Available at: http://www.thejakartapost.com/news/2013/09/17/will-fiscal-stimulus-work.html
The government recently announced a fiscal stimulus through four packages to deal with the deteriorating economy.
The first package deals with the current deficit account. This will be achieved by: promoting exports through tax deductions for value-added goods, reducing fuel imports and levying luxury taxes on imported brand-name goods. The second stimulus aims to nurture domestic purchasing power and economic growth through maintaining budget deficit and providing incentives for value-added industries. The third stimulus is to maintain price stability. This stimulus will be carried out through close cooperation with Bank Indonesia (the central bank) by prioritizing food prices.

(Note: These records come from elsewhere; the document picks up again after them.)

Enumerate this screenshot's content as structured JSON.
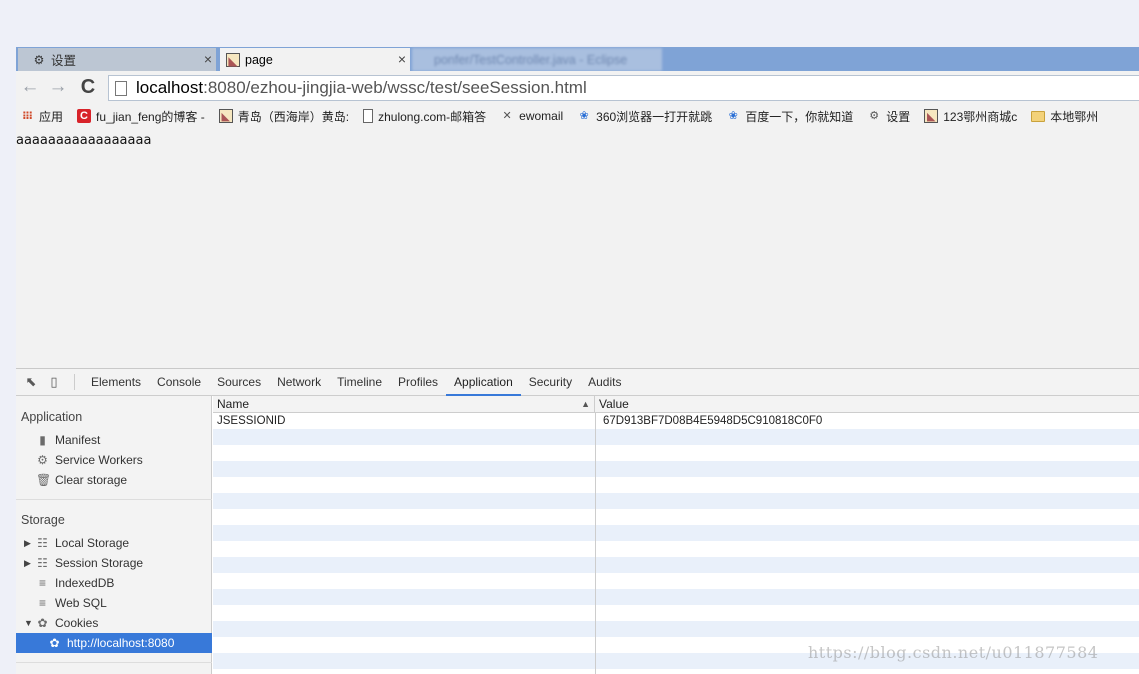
{
  "tabs": [
    {
      "label": "设置",
      "icon": "gear-icon",
      "active": false
    },
    {
      "label": "page",
      "icon": "page-favicon",
      "active": true
    },
    {
      "label": "ponfer/TestController.java - Eclipse",
      "icon": "eclipse-icon",
      "active": false
    }
  ],
  "address": {
    "host": "localhost",
    "rest": ":8080/ezhou-jingjia-web/wssc/test/seeSession.html"
  },
  "bookmarks": [
    {
      "label": "应用",
      "icon": "apps-icon"
    },
    {
      "label": "fu_jian_feng的博客 -",
      "icon": "csdn-icon"
    },
    {
      "label": "青岛（西海岸）黄岛:",
      "icon": "image-icon"
    },
    {
      "label": "zhulong.com-邮箱答",
      "icon": "doc-icon"
    },
    {
      "label": "ewomail",
      "icon": "mail-icon"
    },
    {
      "label": "360浏览器一打开就跳",
      "icon": "paw-icon"
    },
    {
      "label": "百度一下，你就知道",
      "icon": "paw-icon"
    },
    {
      "label": "设置",
      "icon": "gear-icon"
    },
    {
      "label": "123鄂州商城c",
      "icon": "image-icon"
    },
    {
      "label": "本地鄂州",
      "icon": "folder-icon"
    }
  ],
  "page": {
    "text": "aaaaaaaaaaaaaaaaa"
  },
  "devtools": {
    "tabs": [
      "Elements",
      "Console",
      "Sources",
      "Network",
      "Timeline",
      "Profiles",
      "Application",
      "Security",
      "Audits"
    ],
    "active_tab": "Application",
    "sidebar": {
      "application_title": "Application",
      "application_items": [
        {
          "label": "Manifest",
          "icon": "file-icon"
        },
        {
          "label": "Service Workers",
          "icon": "gear-icon"
        },
        {
          "label": "Clear storage",
          "icon": "trash-icon"
        }
      ],
      "storage_title": "Storage",
      "storage_items": [
        {
          "label": "Local Storage",
          "icon": "grid-icon",
          "expandable": "collapsed"
        },
        {
          "label": "Session Storage",
          "icon": "grid-icon",
          "expandable": "collapsed"
        },
        {
          "label": "IndexedDB",
          "icon": "database-icon"
        },
        {
          "label": "Web SQL",
          "icon": "database-icon"
        },
        {
          "label": "Cookies",
          "icon": "cookie-icon",
          "expandable": "expanded"
        }
      ],
      "selected_item": {
        "label": "http://localhost:8080",
        "icon": "cookie-icon"
      }
    },
    "table": {
      "columns": [
        "Name",
        "Value"
      ],
      "rows": [
        {
          "name": "JSESSIONID",
          "value": "67D913BF7D08B4E5948D5C910818C0F0"
        }
      ]
    }
  },
  "watermark": "https://blog.csdn.net/u011877584"
}
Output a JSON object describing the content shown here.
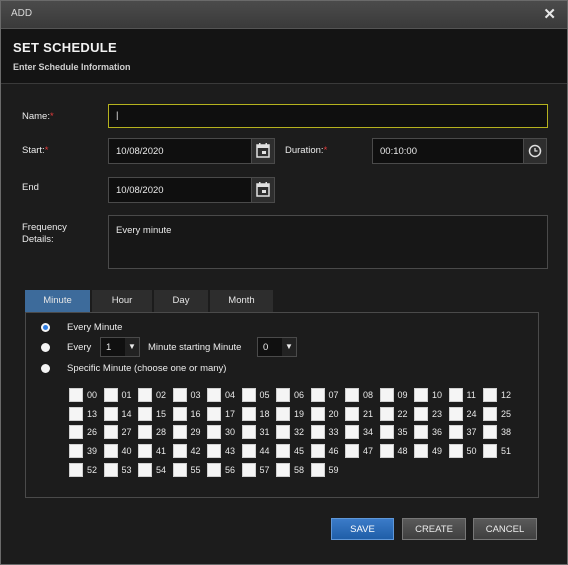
{
  "window": {
    "title": "ADD",
    "close_glyph": "✕"
  },
  "header": {
    "title": "SET SCHEDULE",
    "subtitle": "Enter Schedule Information"
  },
  "form": {
    "name_label": "Name:",
    "required_mark": "*",
    "name_value": "|",
    "start_label": "Start:",
    "start_value": "10/08/2020",
    "duration_label": "Duration:",
    "duration_value": "00:10:00",
    "end_label": "End",
    "end_value": "10/08/2020",
    "frequency_label_1": "Frequency",
    "frequency_label_2": "Details:",
    "frequency_value": "Every minute"
  },
  "tabs": [
    {
      "label": "Minute",
      "active": true
    },
    {
      "label": "Hour",
      "active": false
    },
    {
      "label": "Day",
      "active": false
    },
    {
      "label": "Month",
      "active": false
    }
  ],
  "minute_options": {
    "every_minute": "Every Minute",
    "every": "Every",
    "every_select": "1",
    "starting": "Minute starting Minute",
    "starting_select": "0",
    "specific": "Specific Minute (choose one or many)",
    "selected": "every_minute"
  },
  "minutes": [
    "00",
    "01",
    "02",
    "03",
    "04",
    "05",
    "06",
    "07",
    "08",
    "09",
    "10",
    "11",
    "12",
    "13",
    "14",
    "15",
    "16",
    "17",
    "18",
    "19",
    "20",
    "21",
    "22",
    "23",
    "24",
    "25",
    "26",
    "27",
    "28",
    "29",
    "30",
    "31",
    "32",
    "33",
    "34",
    "35",
    "36",
    "37",
    "38",
    "39",
    "40",
    "41",
    "42",
    "43",
    "44",
    "45",
    "46",
    "47",
    "48",
    "49",
    "50",
    "51",
    "52",
    "53",
    "54",
    "55",
    "56",
    "57",
    "58",
    "59"
  ],
  "buttons": {
    "save": "SAVE",
    "create": "CREATE",
    "cancel": "CANCEL"
  },
  "colors": {
    "accent": "#3d6b9b",
    "primary": "#2a6ab8",
    "required": "#e23b3b",
    "focus": "#b5b21e"
  }
}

The government also intends on improving bureaucracy efficiency to promote investment and business.
Unfortunately, analysts and industry players reacted to the announcement of these packages with scepticism. Supposedly, these policies are needed to boost economic growth. However, many believe that these policies should have been implemented when market conditions were better to improve structural conditions and not when the country is facing economic turbulence.

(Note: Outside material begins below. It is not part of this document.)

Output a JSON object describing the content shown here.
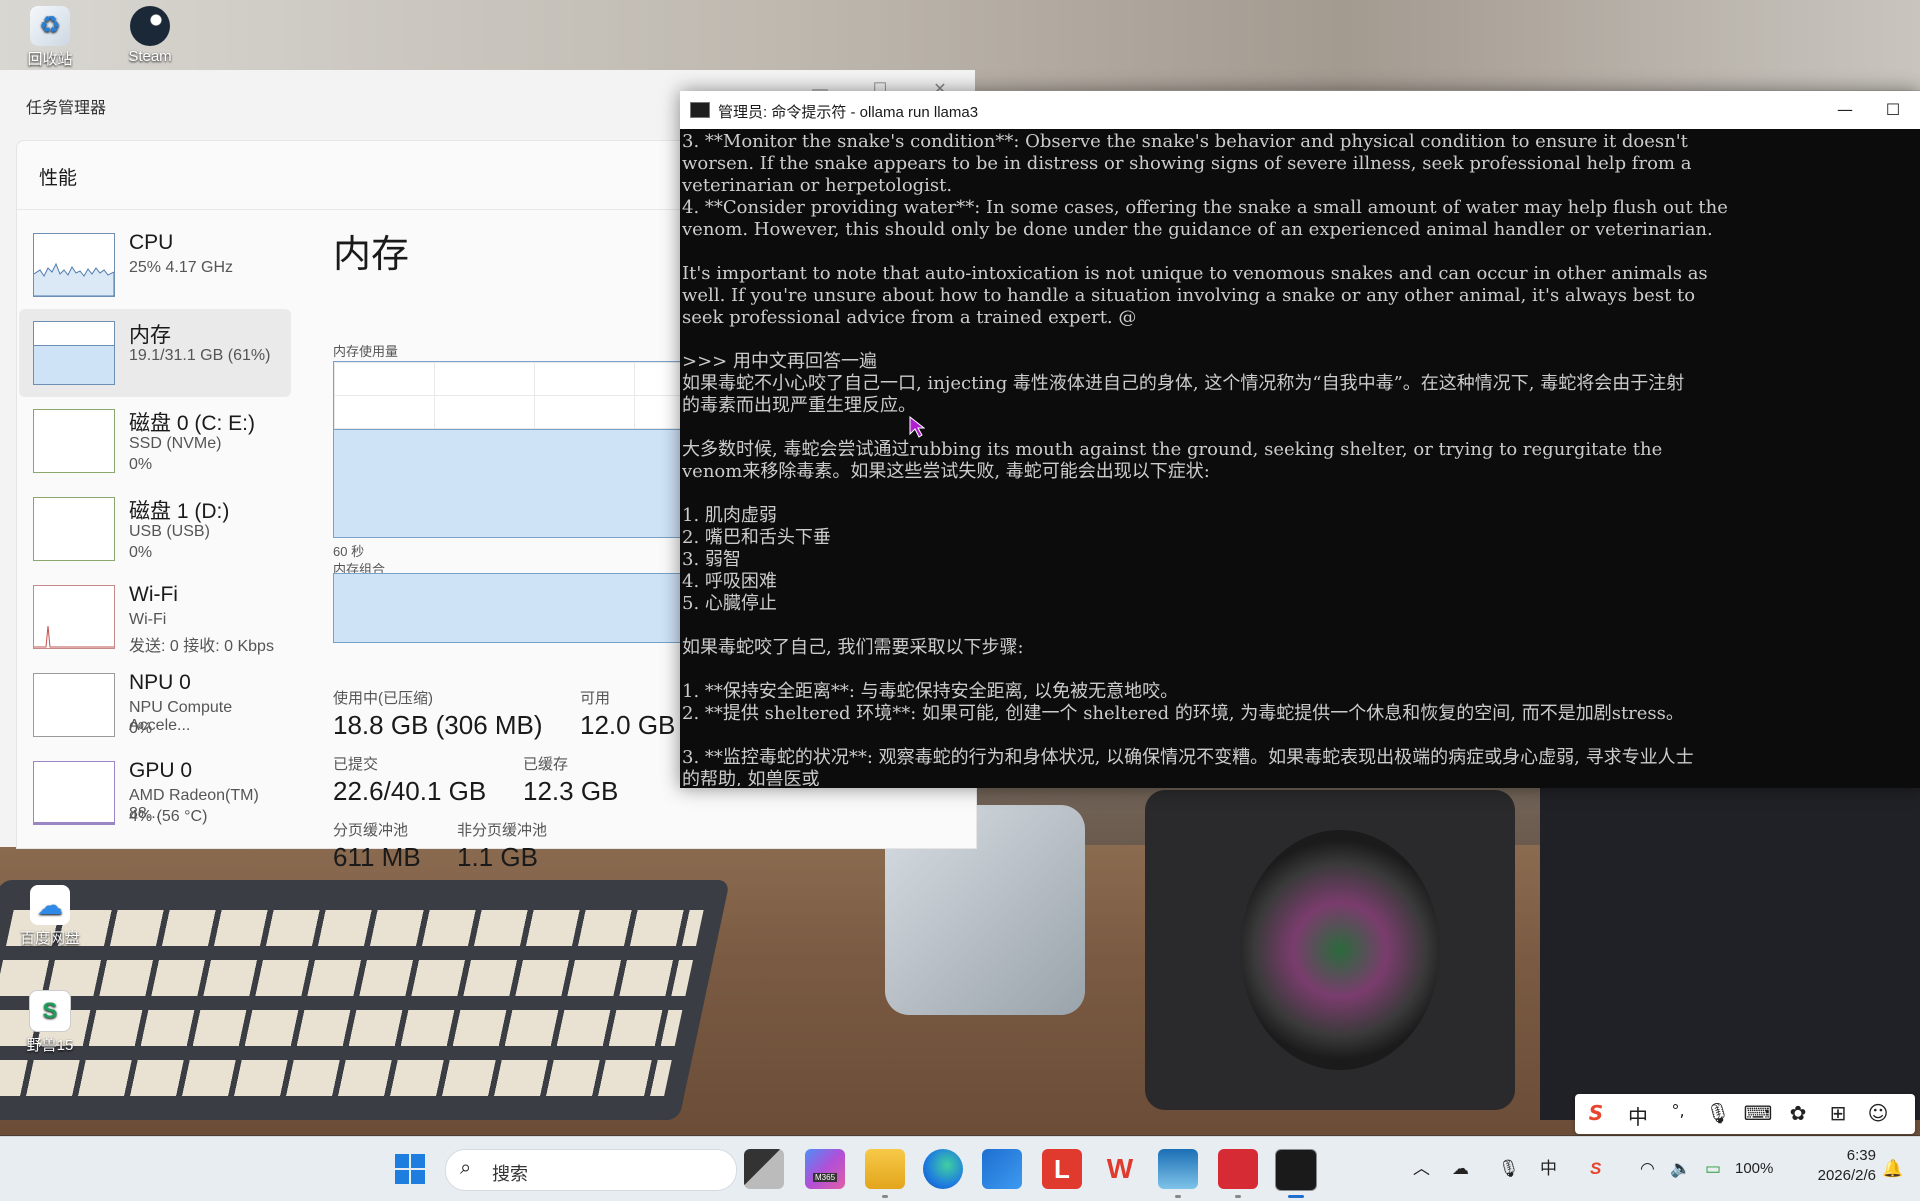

The main reservation behind these packages is their long-term orientation; they cannot solve Indonesia’s economic issues immediately. Theoretically, assuming Indonesia has an efficient bureaucracy, good infrastructure and negligible corruption issues, these packages may help boost the economy significantly after at least six months of being implemented.
However, considering today’s rampant corruption, perplexed bureaucracy and poor infrastructure, it might take years for these stimulus packages to have positive effects.
Therefore, instead of poorly applying textbook-oriented fiscal policy, the government should make bolder moves that could improve the economy immediately.
One of the most feasible policies is by promoting public spending through infrastructure investment. According to Keynesian economics, an economic school of thought, a government should boost its spending when its economy is facing a crisis. When a government does not have enough money to spend, then it can fund spending by obtaining debts. The logic is, at the onset of the crisis, the government should solve problems in the short run rather than waiting for market forces to do it in the long-run.
Admittedly, this policy may sound too risky since it involves public debts in promoting economic growth. Meanwhile, public debt has become a sensitive issue since the 1997 Asian Financial Crisis as it brought our country to the brink of bankruptcy.
However, it is necessary to understand that debt is not always bad, as long as it is not excessive. Indeed, over financing may result in fragile economic conditions, leaving it inflexible and exposed too many risks. However, debt is still necessary to finance an economy, particularly during a crisis.
As an example, fiscal austerity in Europe, which resulted in economic contraction, has become clear evidence of how sometimes debt is necessary to boost economic growth.
Looking at Indonesia’s case, currently the share of debt in terms of total gross domestic product (GDP) is still relatively low compared to its regional peers. Statistically speaking, data released by the International Monetary Fund (IMF) shows that Indonesia’s public debts only accounted for 24 percent of its GDP in 2012. Meanwhile, Thailand’s, Malaysia’s and Singapore’s figures were 46 percent, 56 percent and 108 percent, respectively.
In short, Indonesia’s low public debts position gives a lot of fiscal space for the government to manoeuvre. If the government obtains more public debts and invests in the right sector, i.e. infrastructure, then it will not harm the economy. In fact, infrastructure spending is very much needed in a country such as Indonesia where poor infrastructure has left the country with expensive production costs.
In the short-run, it will create new jobs and projects that will stimulate the economy through increased demand and higher purchasing power. Consequently, economic growth can be created. In addition, the impact of infrastructure spending will last in the long-run as completed infrastructure projects will lower production costs and increase the competitiveness of local products.
As for the debts, if infrastructure spending can foster economic growth faster than debt growth, then the size of public debts in terms of total GDP will shrink by itself in the long-run, even if the government does not pay it off. This method is suggested by Paul Krugman in his book End This Depression Now!
In conclusion, debt-financed infrastructure investments will create sustainable economic growth since the impact of the investments will last in the long-run and create multiplier effects in the economy.
The writer, a graduate of the University of Manchester, UK, is a research analyst at a multinational bank. The opinions expressed are his own.